The Math & Science Center (MSC) offers assistance to students in all areas of math and science, with a focus on the introductory level courses. Trained and highly qualified peers hold one-on-one and small-group tutoring sessions on a drop-in basis or by appointment, as well as timely recap sessions ahead of scheduled reviews. Help with lab reports, data interpretation, research projects, and oral presentations is also offered. Emphasis is placed on thinking critically, understanding concepts, making connections, and communicating effectively, not just getting right answers. In addition, students can form or join a study group and use the MSC as a group or individual study space. Drop-in hours are usually Sunday-Thursday, 9:00 PM-12:00 Midnight. For more information, contact Dr. Mark Barsoum (mabarsoum or 704.894.2796). Note: all services are free to students

Extra Credit Summaries This course has the breadth of an introductory course but it cannot cover every topic. To facilitate exposure to more topics and current findings I offer extra credit for summaries of science departmental seminars (Biology, Chemistry, Physics, Smith Lecture, Spring Research Symposium). To earn these points you must attend the seminar (most of which last approximately one hour) and within 72hours of the event you must a) email me a one to two paragraph summary relaying your impressions of the content and presentation of the seminar OR b) ask a question at the seminar and email the question and how it was responded to to me. Any points earned will be added on to the score you earn on the next review/exam that directly follows the event. You may earn a maximum of 4 extra credit points during the semester. I encourage you to attend as many as you can. Seminars will be announced in the Biology eNewsletter. There are usually afternoon, evening, Thurs, Fri, Sun, and Mon opportunities. Some will be during the Tuesday common hour. Put them on your calendar and attend as many as possible.

Accommodations for Students With Disabilities: I am happy to provide accommodations for students with learning or physical disabilities.  If you are a student with a learning disability documented by Davidson College please identify yourself to me within the first two weeks of class so that arrangements can be made before any deadline is looming. Students with other disabilities are encouraged to self-identify so that we may discuss if there is any way in which I can make accommodations that will enhance your learning experience.  All such discussions will be fully confidential unless you otherwise stipulate.

Course grade

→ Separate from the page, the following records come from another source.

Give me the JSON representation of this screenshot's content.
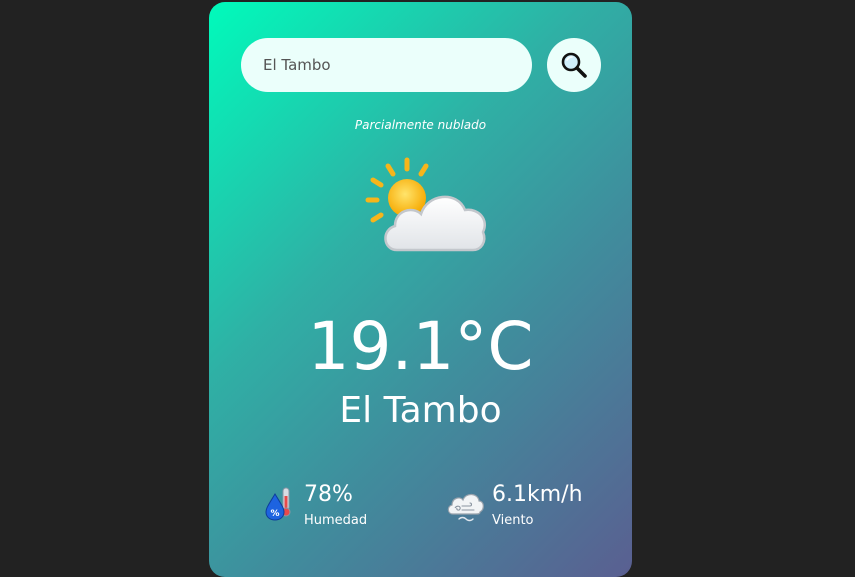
{
  "search": {
    "value": "El Tambo",
    "icon": "search-icon"
  },
  "weather": {
    "condition": "Parcialmente nublado",
    "icon": "partly-cloudy-icon",
    "temperature": "19.1°C",
    "city": "El Tambo"
  },
  "stats": {
    "humidity": {
      "value": "78%",
      "label": "Humedad",
      "icon": "humidity-icon"
    },
    "wind": {
      "value": "6.1km/h",
      "label": "Viento",
      "icon": "wind-icon"
    }
  },
  "colors": {
    "page_background": "#222222",
    "gradient_start": "#00fbbb",
    "gradient_end": "#5a5f91",
    "input_background": "#ebfffb"
  }
}
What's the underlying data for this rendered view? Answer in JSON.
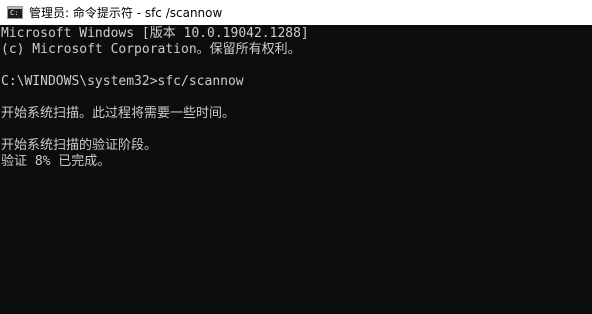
{
  "window": {
    "title": "管理员: 命令提示符 - sfc /scannow",
    "icon": "cmd-icon"
  },
  "console": {
    "lines": [
      "Microsoft Windows [版本 10.0.19042.1288]",
      "(c) Microsoft Corporation。保留所有权利。",
      "",
      "C:\\WINDOWS\\system32>sfc/scannow",
      "",
      "开始系统扫描。此过程将需要一些时间。",
      "",
      "开始系统扫描的验证阶段。",
      "验证 8% 已完成。"
    ]
  }
}
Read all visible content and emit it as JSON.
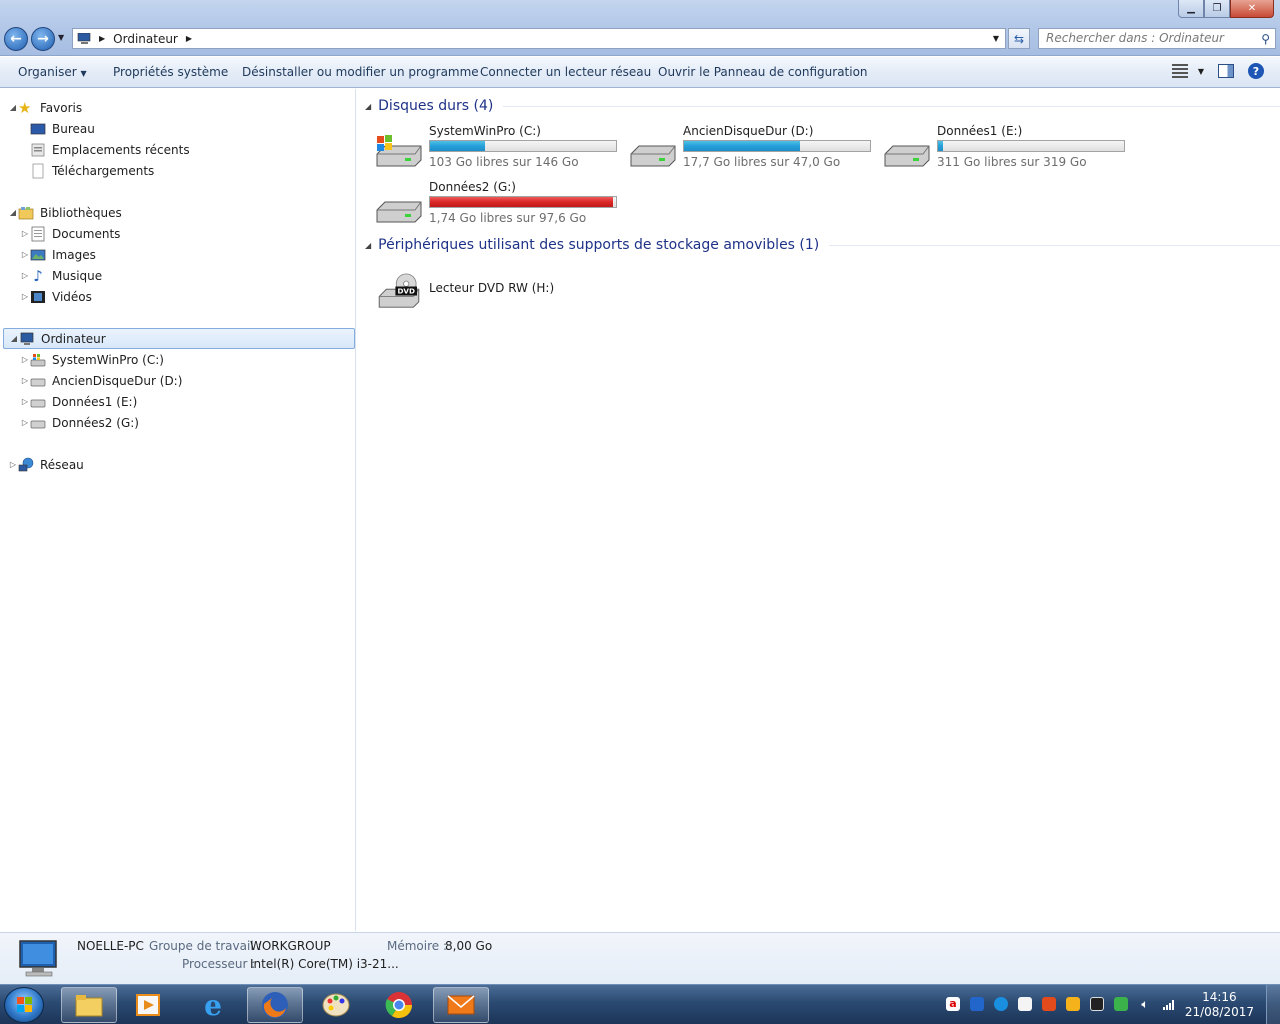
{
  "window": {
    "address": {
      "crumb": "Ordinateur"
    },
    "search": {
      "placeholder": "Rechercher dans : Ordinateur"
    }
  },
  "toolbar": {
    "organize": "Organiser",
    "system_props": "Propriétés système",
    "uninstall": "Désinstaller ou modifier un programme",
    "map_drive": "Connecter un lecteur réseau",
    "control_panel": "Ouvrir le Panneau de configuration"
  },
  "nav": {
    "favorites": "Favoris",
    "desktop": "Bureau",
    "recent": "Emplacements récents",
    "downloads": "Téléchargements",
    "libraries": "Bibliothèques",
    "documents": "Documents",
    "images": "Images",
    "music": "Musique",
    "videos": "Vidéos",
    "computer": "Ordinateur",
    "drive_c": "SystemWinPro (C:)",
    "drive_d": "AncienDisqueDur (D:)",
    "drive_e": "Données1 (E:)",
    "drive_g": "Données2 (G:)",
    "network": "Réseau"
  },
  "content": {
    "hard_disks_header": "Disques durs (4)",
    "drives": [
      {
        "name": "SystemWinPro (C:)",
        "free": "103 Go libres sur 146 Go",
        "used_fraction": 0.295
      },
      {
        "name": "AncienDisqueDur (D:)",
        "free": "17,7 Go libres sur 47,0 Go",
        "used_fraction": 0.623
      },
      {
        "name": "Données1 (E:)",
        "free": "311 Go libres sur 319 Go",
        "used_fraction": 0.025
      },
      {
        "name": "Données2 (G:)",
        "free": "1,74 Go libres sur 97,6 Go",
        "used_fraction": 0.982
      }
    ],
    "removable_header": "Périphériques utilisant des supports de stockage amovibles (1)",
    "dvd": {
      "name": "Lecteur DVD RW (H:)",
      "badge": "DVD"
    }
  },
  "details": {
    "pc_name": "NOELLE-PC",
    "workgroup_label": "Groupe de travail :",
    "workgroup": "WORKGROUP",
    "memory_label": "Mémoire :",
    "memory": "8,00 Go",
    "cpu_label": "Processeur :",
    "cpu": "Intel(R) Core(TM) i3-21..."
  },
  "taskbar": {
    "time": "14:16",
    "date": "21/08/2017"
  },
  "colors": {
    "bar_normal": "#26a0da",
    "bar_critical": "#da2626",
    "header_text": "#1e3287"
  }
}
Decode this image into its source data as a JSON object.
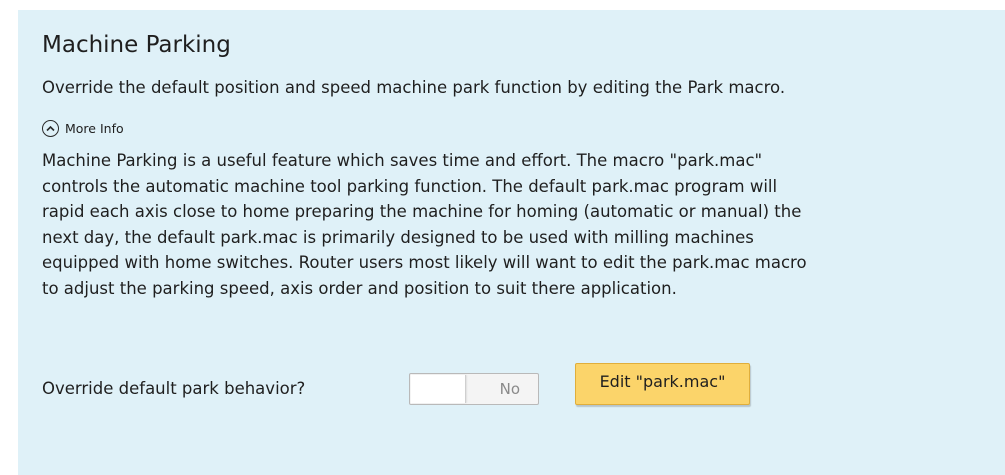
{
  "section": {
    "title": "Machine Parking",
    "subtitle": "Override the default position and speed machine park function by editing the Park macro.",
    "more_info_label": "More Info",
    "more_info_icon": "chevron-up-icon",
    "description_lines": [
      "Machine Parking is a useful feature which saves time and effort.  The macro \"park.mac\"",
      "controls the automatic machine tool parking function.  The default park.mac program will",
      "rapid each axis close to home preparing the machine for homing (automatic or manual) the",
      "next day, the default park.mac is primarily designed to be used with milling machines",
      "equipped with home switches.  Router users most likely will want to edit the park.mac macro",
      "to adjust the parking speed, axis order and position to suit there application."
    ]
  },
  "override": {
    "label": "Override default park behavior?",
    "toggle_state": "No",
    "edit_button_label": "Edit \"park.mac\""
  },
  "colors": {
    "panel_background": "#dff1f8",
    "button_background": "#fbd46a",
    "text": "#1f1f1f"
  }
}
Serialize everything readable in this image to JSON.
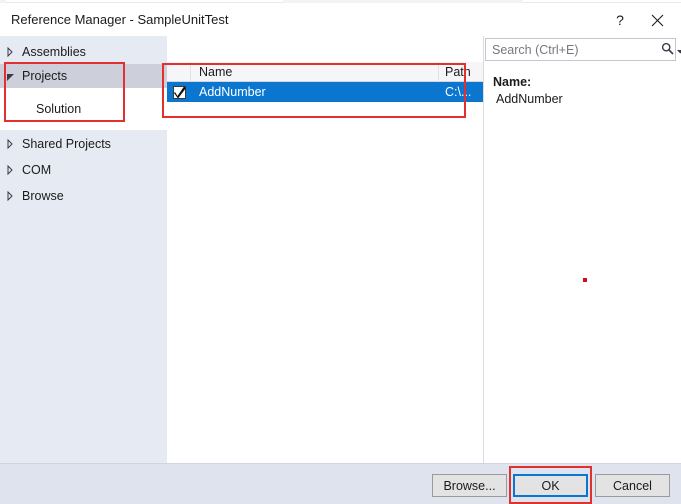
{
  "window": {
    "title": "Reference Manager - SampleUnitTest",
    "help_label": "?",
    "close_label": "close-icon"
  },
  "sidebar": {
    "items": [
      {
        "label": "Assemblies",
        "state": "collapsed",
        "level": 0
      },
      {
        "label": "Projects",
        "state": "expanded",
        "level": 0,
        "selected": true
      },
      {
        "label": "Solution",
        "state": "leaf",
        "level": 1
      },
      {
        "label": "Shared Projects",
        "state": "collapsed",
        "level": 0
      },
      {
        "label": "COM",
        "state": "collapsed",
        "level": 0
      },
      {
        "label": "Browse",
        "state": "collapsed",
        "level": 0
      }
    ]
  },
  "list": {
    "columns": [
      "",
      "Name",
      "Path"
    ],
    "rows": [
      {
        "checked": true,
        "name": "AddNumber",
        "path": "C:\\..."
      }
    ]
  },
  "search": {
    "placeholder": "Search (Ctrl+E)",
    "value": "",
    "icon": "search-icon"
  },
  "details": {
    "name_label": "Name:",
    "name_value": "AddNumber"
  },
  "footer": {
    "browse_label": "Browse...",
    "ok_label": "OK",
    "cancel_label": "Cancel"
  },
  "colors": {
    "selection_blue": "#0b76cf",
    "annotation_red": "#e03030",
    "sidebar_bg": "#e6eaf3",
    "sidebar_selected": "#cdd0db",
    "footer_bg": "#dfe3ee"
  }
}
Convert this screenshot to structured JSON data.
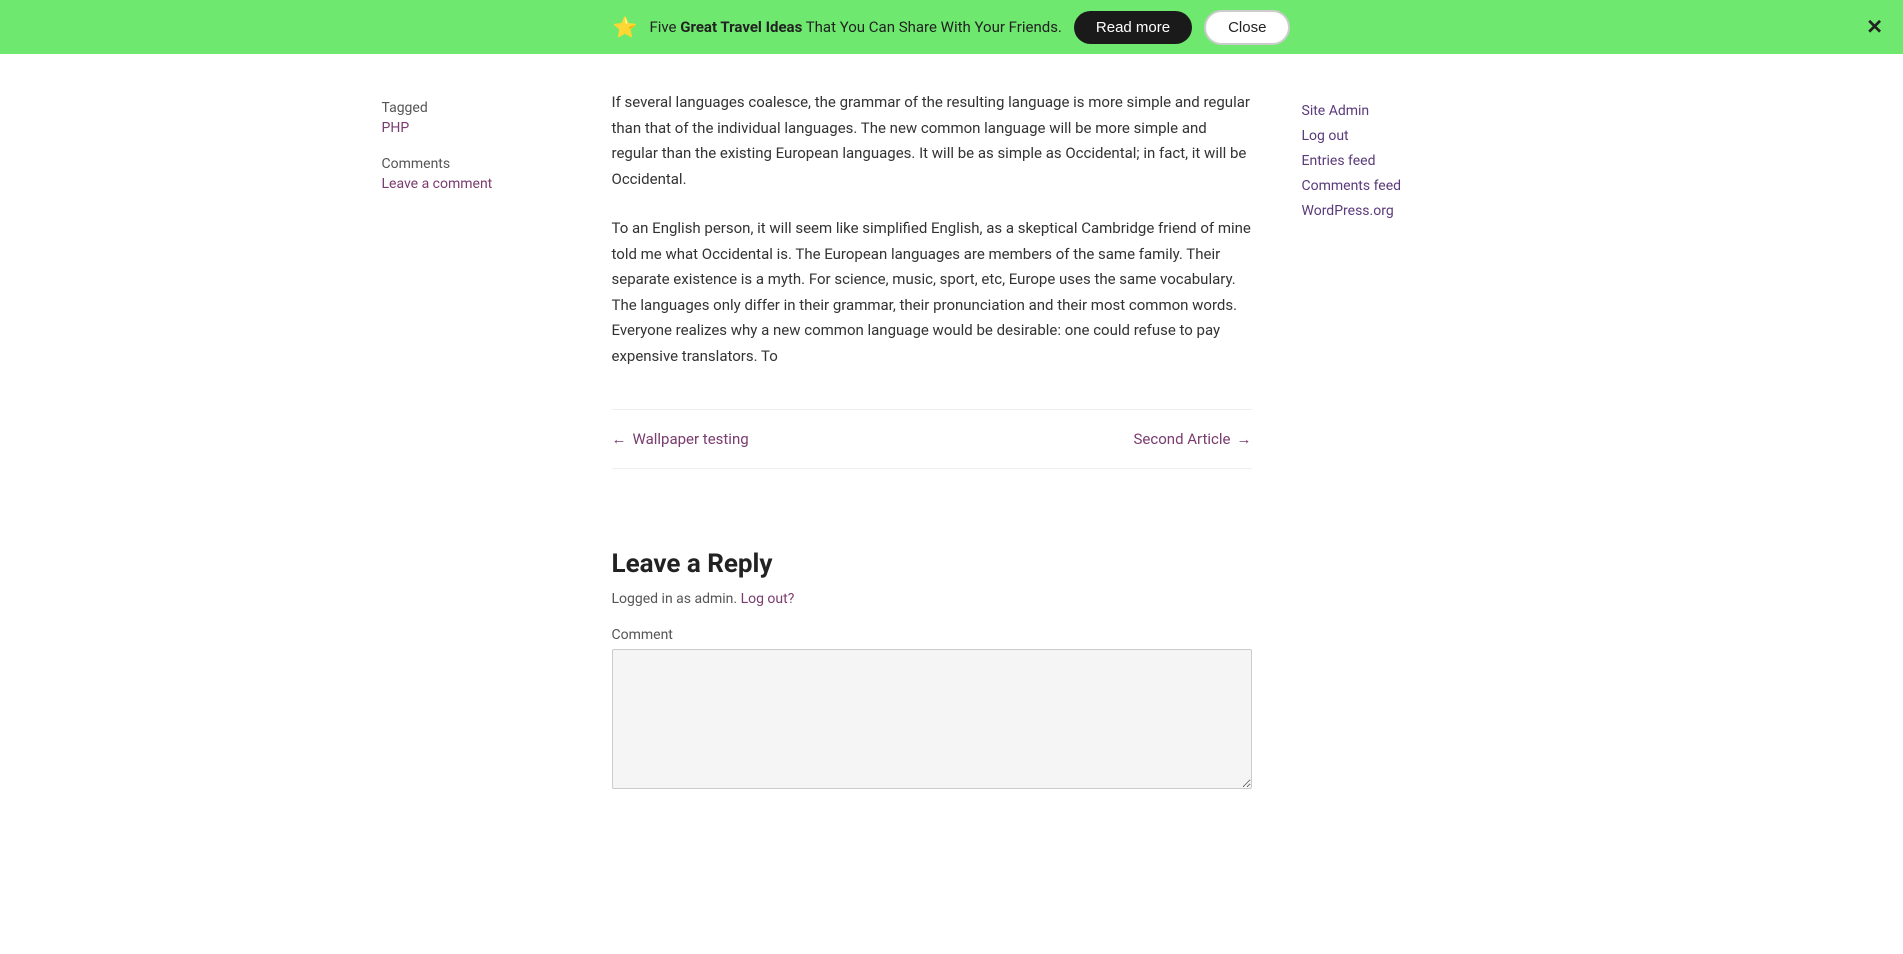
{
  "notification": {
    "star_icon": "⭐",
    "text_before": "Five ",
    "text_bold": "Great Travel Ideas",
    "text_after": " That You Can Share With Your Friends.",
    "read_more_label": "Read more",
    "close_label": "Close",
    "dismiss_icon": "✕"
  },
  "sidebar_left": {
    "tagged_label": "Tagged",
    "tagged_value": "PHP",
    "comments_label": "Comments",
    "leave_comment_label": "Leave a comment"
  },
  "article": {
    "paragraph1": "If several languages coalesce, the grammar of the resulting language is more simple and regular than that of the individual languages. The new common language will be more simple and regular than the existing European languages. It will be as simple as Occidental; in fact, it will be Occidental.",
    "paragraph2": "To an English person, it will seem like simplified English, as a skeptical Cambridge friend of mine told me what Occidental is. The European languages are members of the same family. Their separate existence is a myth. For science, music, sport, etc, Europe uses the same vocabulary. The languages only differ in their grammar, their pronunciation and their most common words. Everyone realizes why a new common language would be desirable: one could refuse to pay expensive translators. To"
  },
  "post_navigation": {
    "prev_arrow": "←",
    "prev_label": "Wallpaper testing",
    "next_label": "Second Article",
    "next_arrow": "→"
  },
  "leave_reply": {
    "title": "Leave a Reply",
    "logged_in_text": "Logged in as admin.",
    "logout_label": "Log out?",
    "comment_label": "Comment"
  },
  "sidebar_right": {
    "links": [
      {
        "label": "Site Admin",
        "href": "#"
      },
      {
        "label": "Log out",
        "href": "#"
      },
      {
        "label": "Entries feed",
        "href": "#"
      },
      {
        "label": "Comments feed",
        "href": "#"
      },
      {
        "label": "WordPress.org",
        "href": "#"
      }
    ]
  }
}
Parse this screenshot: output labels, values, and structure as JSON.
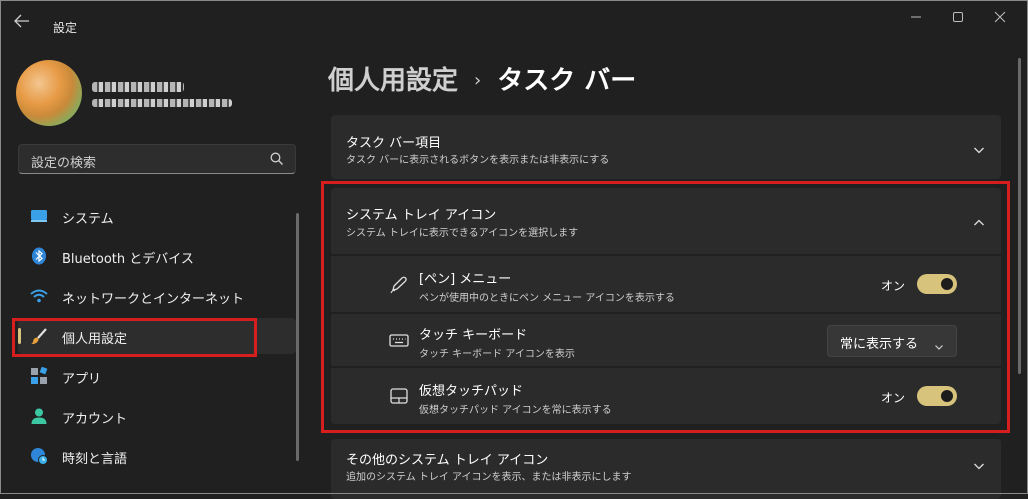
{
  "window": {
    "title": "設定"
  },
  "user": {
    "name": "",
    "email": ""
  },
  "search": {
    "placeholder": "設定の検索"
  },
  "sidebar": {
    "items": [
      {
        "label": "システム",
        "icon": "system-icon"
      },
      {
        "label": "Bluetooth とデバイス",
        "icon": "bluetooth-icon"
      },
      {
        "label": "ネットワークとインターネット",
        "icon": "wifi-icon"
      },
      {
        "label": "個人用設定",
        "icon": "paint-brush-icon",
        "selected": true
      },
      {
        "label": "アプリ",
        "icon": "apps-icon"
      },
      {
        "label": "アカウント",
        "icon": "account-icon"
      },
      {
        "label": "時刻と言語",
        "icon": "time-language-icon"
      }
    ]
  },
  "breadcrumb": {
    "parent": "個人用設定",
    "separator": "›",
    "current": "タスク バー"
  },
  "sections": {
    "taskbar_items": {
      "title": "タスク バー項目",
      "desc": "タスク バーに表示されるボタンを表示または非表示にする",
      "expanded": false
    },
    "tray_icons": {
      "title": "システム トレイ アイコン",
      "desc": "システム トレイに表示できるアイコンを選択します",
      "expanded": true
    },
    "other_tray": {
      "title": "その他のシステム トレイ アイコン",
      "desc": "追加のシステム トレイ アイコンを表示、または非表示にします",
      "expanded": false
    }
  },
  "tray_settings": {
    "pen": {
      "title": "[ペン] メニュー",
      "desc": "ペンが使用中のときにペン メニュー アイコンを表示する",
      "state_label": "オン",
      "on": true
    },
    "touch_keyboard": {
      "title": "タッチ キーボード",
      "desc": "タッチ キーボード アイコンを表示",
      "selected": "常に表示する"
    },
    "touchpad": {
      "title": "仮想タッチパッド",
      "desc": "仮想タッチパッド アイコンを常に表示する",
      "state_label": "オン",
      "on": true
    }
  },
  "colors": {
    "accent": "#d8c37c",
    "highlight_box": "#d71e1e",
    "background": "#202020",
    "card": "#2b2b2b"
  }
}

3 Reviews (covering lab and lecture material)

19% ea

2 quizzes

2% ea

Laboratory grade


Final Exam (in two parts)




B+ = 3.3 = 87-89
C+ = 2.3 = 77-79
D+ = 1.3 = 67-69
A =4.0 =94-100
B = 3.0 = 84-86
C = 2.0 = 74-76
D = 1.0 = 60-66
F = below 60
A- =3.7 = 90-93
B- = 2.7 = 80-83
C- = 1.7 = 70-73

Your course grade will be determined by converting your numerical score into a letter grade and adjusting the letter grade as much as 1/2 a grade level up or down based on your preparation for and participation in class questions and discussion (the participation grade). Remember, an 'A' for participation requires above average and consistent preparation and participation in class. (If you turned in a blank test you would expect to get a '0' on it. Not coming to class or coming to class unprepared and never speaking is equivalent not completing this assignment and will be evaluated as such.)